Michael Scott points us to the news that the Nebraska Supreme Court has overturned the lower court ruling and has said that the emails had First Amendment protections. The court has an interesting discussion of what constitutes "fighting words," and it's pretty clear these emails did not qualify for the kind of "fighting words" that get past First Amendment considerations. Specifically: "to fall within the First Amendment exception for fighting words, speech must be 'shown likely to produce a clear and present danger of a serious substantive evil that rises far above public inconvenience, annoyance, or unrest.'"
The court also (thankfully) recognized the context of the speech, which was an angry political discussion:

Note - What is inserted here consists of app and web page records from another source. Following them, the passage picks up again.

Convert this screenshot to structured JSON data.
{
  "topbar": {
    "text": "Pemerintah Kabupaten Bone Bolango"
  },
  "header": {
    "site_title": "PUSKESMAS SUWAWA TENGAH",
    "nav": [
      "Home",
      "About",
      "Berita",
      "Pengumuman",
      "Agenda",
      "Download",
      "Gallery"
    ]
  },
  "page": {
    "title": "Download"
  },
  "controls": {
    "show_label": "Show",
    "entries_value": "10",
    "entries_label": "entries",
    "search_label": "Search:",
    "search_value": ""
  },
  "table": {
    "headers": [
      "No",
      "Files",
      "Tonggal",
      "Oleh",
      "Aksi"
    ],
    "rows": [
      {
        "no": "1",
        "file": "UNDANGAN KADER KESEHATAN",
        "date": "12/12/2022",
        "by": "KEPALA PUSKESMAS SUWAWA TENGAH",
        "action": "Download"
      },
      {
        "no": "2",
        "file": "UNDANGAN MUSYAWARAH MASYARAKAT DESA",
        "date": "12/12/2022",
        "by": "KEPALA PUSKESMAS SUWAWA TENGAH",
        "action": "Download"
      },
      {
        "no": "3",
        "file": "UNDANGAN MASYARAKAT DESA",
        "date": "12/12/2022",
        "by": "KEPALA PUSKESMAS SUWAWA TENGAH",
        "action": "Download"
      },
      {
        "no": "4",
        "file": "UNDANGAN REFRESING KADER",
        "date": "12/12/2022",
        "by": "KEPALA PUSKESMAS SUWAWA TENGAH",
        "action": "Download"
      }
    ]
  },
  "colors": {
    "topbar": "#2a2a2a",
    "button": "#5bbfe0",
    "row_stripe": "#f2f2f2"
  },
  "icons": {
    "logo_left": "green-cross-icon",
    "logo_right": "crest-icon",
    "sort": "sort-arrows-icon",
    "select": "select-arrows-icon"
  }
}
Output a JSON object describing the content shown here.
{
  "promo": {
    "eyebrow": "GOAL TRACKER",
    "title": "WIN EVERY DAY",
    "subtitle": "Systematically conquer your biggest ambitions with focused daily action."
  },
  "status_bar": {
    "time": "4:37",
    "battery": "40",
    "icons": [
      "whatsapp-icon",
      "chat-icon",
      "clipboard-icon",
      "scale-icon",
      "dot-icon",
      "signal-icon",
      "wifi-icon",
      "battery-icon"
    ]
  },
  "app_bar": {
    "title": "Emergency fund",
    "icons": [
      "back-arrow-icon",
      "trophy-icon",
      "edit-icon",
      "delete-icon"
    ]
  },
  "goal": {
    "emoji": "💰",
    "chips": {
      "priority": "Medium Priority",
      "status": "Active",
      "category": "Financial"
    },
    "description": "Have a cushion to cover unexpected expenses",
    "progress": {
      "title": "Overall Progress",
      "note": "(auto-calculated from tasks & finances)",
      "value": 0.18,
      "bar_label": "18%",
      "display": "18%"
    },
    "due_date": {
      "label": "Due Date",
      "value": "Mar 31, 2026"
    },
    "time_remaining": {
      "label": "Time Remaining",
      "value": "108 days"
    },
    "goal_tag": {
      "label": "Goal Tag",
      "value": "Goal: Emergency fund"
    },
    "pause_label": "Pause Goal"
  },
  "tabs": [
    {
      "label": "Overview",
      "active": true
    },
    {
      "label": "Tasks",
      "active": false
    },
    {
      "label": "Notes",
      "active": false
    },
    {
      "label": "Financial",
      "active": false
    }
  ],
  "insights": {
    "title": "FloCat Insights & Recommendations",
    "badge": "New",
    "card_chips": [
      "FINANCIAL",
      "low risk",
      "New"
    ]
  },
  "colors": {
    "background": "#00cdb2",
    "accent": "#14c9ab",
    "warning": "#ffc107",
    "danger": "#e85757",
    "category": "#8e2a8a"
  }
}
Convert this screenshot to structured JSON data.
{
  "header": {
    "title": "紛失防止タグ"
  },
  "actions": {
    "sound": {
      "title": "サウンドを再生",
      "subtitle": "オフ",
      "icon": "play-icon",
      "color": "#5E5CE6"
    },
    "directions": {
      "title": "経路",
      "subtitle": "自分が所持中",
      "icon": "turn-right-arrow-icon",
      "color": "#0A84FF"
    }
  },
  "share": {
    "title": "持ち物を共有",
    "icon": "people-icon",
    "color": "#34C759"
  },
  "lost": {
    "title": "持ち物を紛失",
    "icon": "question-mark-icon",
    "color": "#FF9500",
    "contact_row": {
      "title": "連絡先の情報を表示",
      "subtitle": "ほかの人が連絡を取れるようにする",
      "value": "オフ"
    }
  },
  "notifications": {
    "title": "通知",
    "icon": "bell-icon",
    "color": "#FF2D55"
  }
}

The context of Drahota's speech was an ongoing political debate, not random
obscenities directed at small children, which could likely provoke a response from nearby adults. Here, Drahota and Avery had corresponded for months on political issues. And both had made provocative statements during that dialog without
incident. The First Amendment encourages robust political

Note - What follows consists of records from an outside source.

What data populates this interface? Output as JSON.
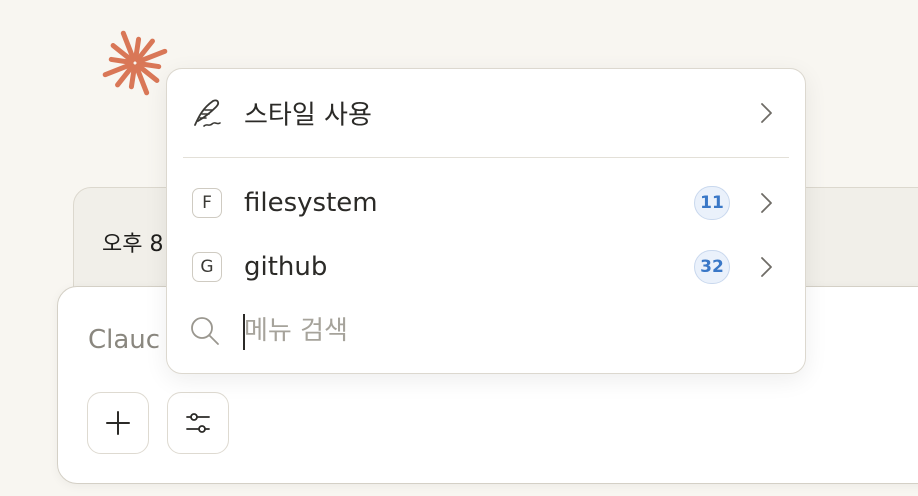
{
  "background": {
    "notice_text": "오후 8",
    "composer_placeholder": "Clauc"
  },
  "toolbar": {
    "add_icon": "plus-icon",
    "options_icon": "sliders-icon"
  },
  "menu": {
    "style_item": {
      "label": "스타일 사용",
      "icon": "quill-icon"
    },
    "connectors": [
      {
        "letter": "F",
        "label": "filesystem",
        "count": "11"
      },
      {
        "letter": "G",
        "label": "github",
        "count": "32"
      }
    ],
    "search": {
      "placeholder": "메뉴 검색",
      "value": ""
    }
  },
  "colors": {
    "logo": "#d97757",
    "badge_text": "#3a78c7",
    "badge_bg": "#eaf1fb"
  }
}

debate, particularly the right to criticize public officials and measures
Always nice to see a court recognize free speech rights -- even when the content may come across as offensive to some. Below is the full ruling:
Christopher Best: He was a disturbed individual, and a disgruntled software developer. There's explicit tax law that treats software developers very unfairly if they try to work as independent contractors... yaga: that's very true CB Alana: AJ Seriously just compared arguments against copyright infringment to rape. ... Yeah, nobody should take him seriously at this point. err, against copyright* silverscarcat: seriously? Jay: Glenn Beck asking for a 9/12 movement isn't the least bit suspicious? Along with all of the other issues with the IRS right now? Ninja: I am honestly amused that the community is marking the comments of that "horse" guy as funny silverscarcat: Who takes Glenn Beck seriously? Jeff: did the 'new' comment color bars go away? dennis deems: ya I hadn't noticed until you said that. I don't recall seeing them the last couple days. Mike Masnick: new color bars ran into some big technical problems. :) we took them down while we fix them. fix is currently going through testing and should be back (and better than before) soon. dennis deems: yay! the color bars rule! Jeff: whew! Thought I was going... wait for it... "Color Blind" thanks! I'll be here all day... :-) Jay: @ssc I'm talking more in 2011 at the peak of TP hysteria TheResidentSkeptic: @mike - mod for your business model - CwF+RtB+DoP..too many miss the "Deliver On Promises" silverscarcat: Piracy will destroy software! https://www.youtube.com/watch?v=dlniehU08ks Back in 1985